  • Method of Action:

    Destruction

  • Efficacy Range:

    Low to moderate

  • Pain During Treatment:

    Moderate - Does depend on laser type

  • Recurrence Rate:

    Moderate

  • Pain Post Treatment:

    Moderate

  • Patient Satisfaction:

    Low

  • Number of Treatments Required:

    2-10+

More About Laser

There are several different types of lasers that have been or continue to be used to treat non-genital warts: The most common being the CO2 laser, Yag Laser and Pulsed Dye Laser. Regardless of type, the method of action is thermal destruction. Typically considered more precise than other destructive methods, however risks and recurrence are both factors to consider.

  • How does this treatment work?

    Lasers create light which is absorbed into the blood and fluid within the tissue. This absorption creates heat and steam, which eventually ruptures the cell wall, killing the cell. This process eliminates the blood supply to the wart, eventually killing the wart.

  • How effective is this treatment?

    Lack of data continues to make comparisons challenging and results vary widely. Generally speaking, the clearance rates are reported to be similar to that of cryotherapy and salicylic acid, however, is typically reserved for larger and more recalcitrant warts so one would assume that cure rates would be higher on smaller, more naive warts. Regardless of short term resolution, the same challenges with recurrence exist as lasers often do not penetrate deep enough to kill all cells infected with the HPV Virus.

  • What can patients expect when receiving this treatment?

    Typical Treatment Protocol:

    • The podiatrist may trim the wart with a pumice stone or blade prior to treatment
    • Local anesthetic is sometimes administered depending on number of warts to be treated
    • Laser energy is delivered to the targeted site (protocol will vary by laser type)
    • Repeat visits every week for 2-10+ weeks or until the wart appears to have resolved

    Pain:
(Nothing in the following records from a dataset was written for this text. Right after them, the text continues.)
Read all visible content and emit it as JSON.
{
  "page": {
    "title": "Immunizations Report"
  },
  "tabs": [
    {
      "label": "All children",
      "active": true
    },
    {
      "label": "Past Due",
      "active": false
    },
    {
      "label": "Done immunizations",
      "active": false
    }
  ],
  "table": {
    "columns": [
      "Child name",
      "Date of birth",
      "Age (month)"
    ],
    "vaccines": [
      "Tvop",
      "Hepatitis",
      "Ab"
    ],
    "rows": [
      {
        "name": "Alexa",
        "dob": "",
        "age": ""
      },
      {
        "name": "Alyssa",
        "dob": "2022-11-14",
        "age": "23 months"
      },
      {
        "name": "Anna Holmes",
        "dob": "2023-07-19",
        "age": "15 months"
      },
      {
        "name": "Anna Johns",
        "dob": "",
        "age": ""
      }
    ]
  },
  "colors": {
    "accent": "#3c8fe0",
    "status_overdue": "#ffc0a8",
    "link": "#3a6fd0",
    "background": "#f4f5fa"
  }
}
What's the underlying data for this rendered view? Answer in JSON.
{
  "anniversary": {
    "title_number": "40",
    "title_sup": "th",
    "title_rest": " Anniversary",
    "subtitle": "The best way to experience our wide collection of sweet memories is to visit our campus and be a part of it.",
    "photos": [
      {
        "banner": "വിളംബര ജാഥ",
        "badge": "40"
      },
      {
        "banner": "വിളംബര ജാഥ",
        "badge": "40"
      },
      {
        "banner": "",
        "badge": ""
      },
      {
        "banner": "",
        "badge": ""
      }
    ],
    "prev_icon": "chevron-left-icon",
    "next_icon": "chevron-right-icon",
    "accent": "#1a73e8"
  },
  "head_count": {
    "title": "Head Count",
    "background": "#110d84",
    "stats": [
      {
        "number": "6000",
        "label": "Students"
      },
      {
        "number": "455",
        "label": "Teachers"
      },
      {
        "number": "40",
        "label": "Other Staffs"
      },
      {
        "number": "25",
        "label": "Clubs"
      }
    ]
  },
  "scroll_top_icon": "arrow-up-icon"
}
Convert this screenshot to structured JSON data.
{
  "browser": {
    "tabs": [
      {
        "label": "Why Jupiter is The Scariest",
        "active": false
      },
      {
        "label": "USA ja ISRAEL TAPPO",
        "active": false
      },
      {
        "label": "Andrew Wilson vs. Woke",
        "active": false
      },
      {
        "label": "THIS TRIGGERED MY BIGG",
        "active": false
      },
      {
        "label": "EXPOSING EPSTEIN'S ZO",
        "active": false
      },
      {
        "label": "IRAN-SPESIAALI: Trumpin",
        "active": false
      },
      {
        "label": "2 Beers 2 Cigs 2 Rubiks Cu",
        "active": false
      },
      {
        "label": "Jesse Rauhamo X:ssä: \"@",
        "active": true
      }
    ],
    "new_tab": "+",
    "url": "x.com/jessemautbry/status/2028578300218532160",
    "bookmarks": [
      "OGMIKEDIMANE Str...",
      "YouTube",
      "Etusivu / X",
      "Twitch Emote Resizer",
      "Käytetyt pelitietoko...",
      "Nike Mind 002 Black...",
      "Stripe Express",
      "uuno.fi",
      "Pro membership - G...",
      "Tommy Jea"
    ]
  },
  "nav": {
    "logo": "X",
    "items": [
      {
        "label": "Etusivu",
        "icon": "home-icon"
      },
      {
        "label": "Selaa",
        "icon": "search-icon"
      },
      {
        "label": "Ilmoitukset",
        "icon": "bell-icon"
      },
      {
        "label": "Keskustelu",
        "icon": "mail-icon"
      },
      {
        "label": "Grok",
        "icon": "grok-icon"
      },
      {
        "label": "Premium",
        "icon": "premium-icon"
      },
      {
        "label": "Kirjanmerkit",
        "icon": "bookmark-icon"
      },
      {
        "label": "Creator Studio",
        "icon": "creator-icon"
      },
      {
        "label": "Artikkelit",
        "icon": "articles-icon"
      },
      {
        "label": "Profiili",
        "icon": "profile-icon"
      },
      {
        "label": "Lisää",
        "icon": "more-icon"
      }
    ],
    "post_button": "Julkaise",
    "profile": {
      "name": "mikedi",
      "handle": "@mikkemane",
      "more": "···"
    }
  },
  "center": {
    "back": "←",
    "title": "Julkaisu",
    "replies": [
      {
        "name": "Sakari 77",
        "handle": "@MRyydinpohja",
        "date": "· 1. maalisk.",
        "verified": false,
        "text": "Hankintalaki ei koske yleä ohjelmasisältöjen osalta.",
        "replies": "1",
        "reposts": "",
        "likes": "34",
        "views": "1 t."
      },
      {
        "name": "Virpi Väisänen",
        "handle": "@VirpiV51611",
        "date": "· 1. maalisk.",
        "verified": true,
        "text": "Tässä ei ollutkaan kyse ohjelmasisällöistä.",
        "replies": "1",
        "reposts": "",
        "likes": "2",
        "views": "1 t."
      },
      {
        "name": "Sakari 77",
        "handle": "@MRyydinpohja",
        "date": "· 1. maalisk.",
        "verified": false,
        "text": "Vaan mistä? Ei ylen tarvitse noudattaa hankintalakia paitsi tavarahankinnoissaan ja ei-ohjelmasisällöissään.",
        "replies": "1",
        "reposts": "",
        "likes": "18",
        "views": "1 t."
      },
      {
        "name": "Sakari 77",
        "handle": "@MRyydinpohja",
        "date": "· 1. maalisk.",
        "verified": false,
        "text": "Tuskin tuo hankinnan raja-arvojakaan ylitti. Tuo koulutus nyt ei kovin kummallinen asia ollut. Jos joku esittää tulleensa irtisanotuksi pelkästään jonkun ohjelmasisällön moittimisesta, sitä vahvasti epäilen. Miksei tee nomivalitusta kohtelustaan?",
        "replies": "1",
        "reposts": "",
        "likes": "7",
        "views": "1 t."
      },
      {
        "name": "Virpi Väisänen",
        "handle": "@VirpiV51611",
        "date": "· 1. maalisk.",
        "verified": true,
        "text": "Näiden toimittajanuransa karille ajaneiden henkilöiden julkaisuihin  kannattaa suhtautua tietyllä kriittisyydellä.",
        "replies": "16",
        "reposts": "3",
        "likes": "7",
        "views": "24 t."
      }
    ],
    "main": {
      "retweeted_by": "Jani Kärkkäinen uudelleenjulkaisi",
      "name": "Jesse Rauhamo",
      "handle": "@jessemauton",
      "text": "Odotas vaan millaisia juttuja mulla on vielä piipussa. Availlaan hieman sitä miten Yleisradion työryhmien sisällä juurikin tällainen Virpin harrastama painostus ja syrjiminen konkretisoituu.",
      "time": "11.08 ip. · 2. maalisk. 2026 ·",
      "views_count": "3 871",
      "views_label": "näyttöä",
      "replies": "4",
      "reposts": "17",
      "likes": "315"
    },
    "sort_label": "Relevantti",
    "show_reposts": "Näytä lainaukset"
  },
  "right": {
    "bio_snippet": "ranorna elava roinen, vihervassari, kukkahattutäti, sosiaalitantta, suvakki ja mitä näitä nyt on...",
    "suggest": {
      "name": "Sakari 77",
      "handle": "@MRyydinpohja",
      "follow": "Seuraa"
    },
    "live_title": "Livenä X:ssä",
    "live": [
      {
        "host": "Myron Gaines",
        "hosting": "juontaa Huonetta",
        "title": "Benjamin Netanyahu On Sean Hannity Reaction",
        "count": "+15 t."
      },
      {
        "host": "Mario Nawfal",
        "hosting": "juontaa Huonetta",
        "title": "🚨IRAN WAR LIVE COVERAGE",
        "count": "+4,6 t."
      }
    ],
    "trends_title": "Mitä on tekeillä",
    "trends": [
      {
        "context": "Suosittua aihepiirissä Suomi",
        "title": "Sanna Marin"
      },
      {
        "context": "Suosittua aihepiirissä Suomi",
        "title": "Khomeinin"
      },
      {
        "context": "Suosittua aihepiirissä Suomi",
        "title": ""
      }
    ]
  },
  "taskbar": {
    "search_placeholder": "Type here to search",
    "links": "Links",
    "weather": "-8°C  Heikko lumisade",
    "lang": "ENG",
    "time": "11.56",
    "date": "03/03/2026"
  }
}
    • Pain during the procedure can be moderate to high depending on the laser used. Some have cooling mechanisms to keep help protect surrounding tissue.
    • Post procedural pain can remain elevated if the wart is located on the foot due to unavoidable agitation.

    Post Procedural:

    • The laser is superficial, so no blood or drainage should occur.
    • Some patients may experience callous build up due to friction.
    • Pain may limit mobility, but you should be able to continue with most activities.
    • With each visit, most lasers draw more capillaries to the surface of the skin, which may make the wart look bigger.

    Risk(s):

    • Laser plume created through the burning of tissue is harmful and can contain in tact HPV viral matter.
    • Red streaks extending from the area
    • Discharge of pus
    • Scarring of targeted area
    • Small chance of infection
    • Recurrence
  • Where can I receive this treatment?

    Lasers are specialised devices and are only found in select offices. Most clinics will advertise the availability of laser treatments on their websites, however you are best to call ahead to confirm it’s availability.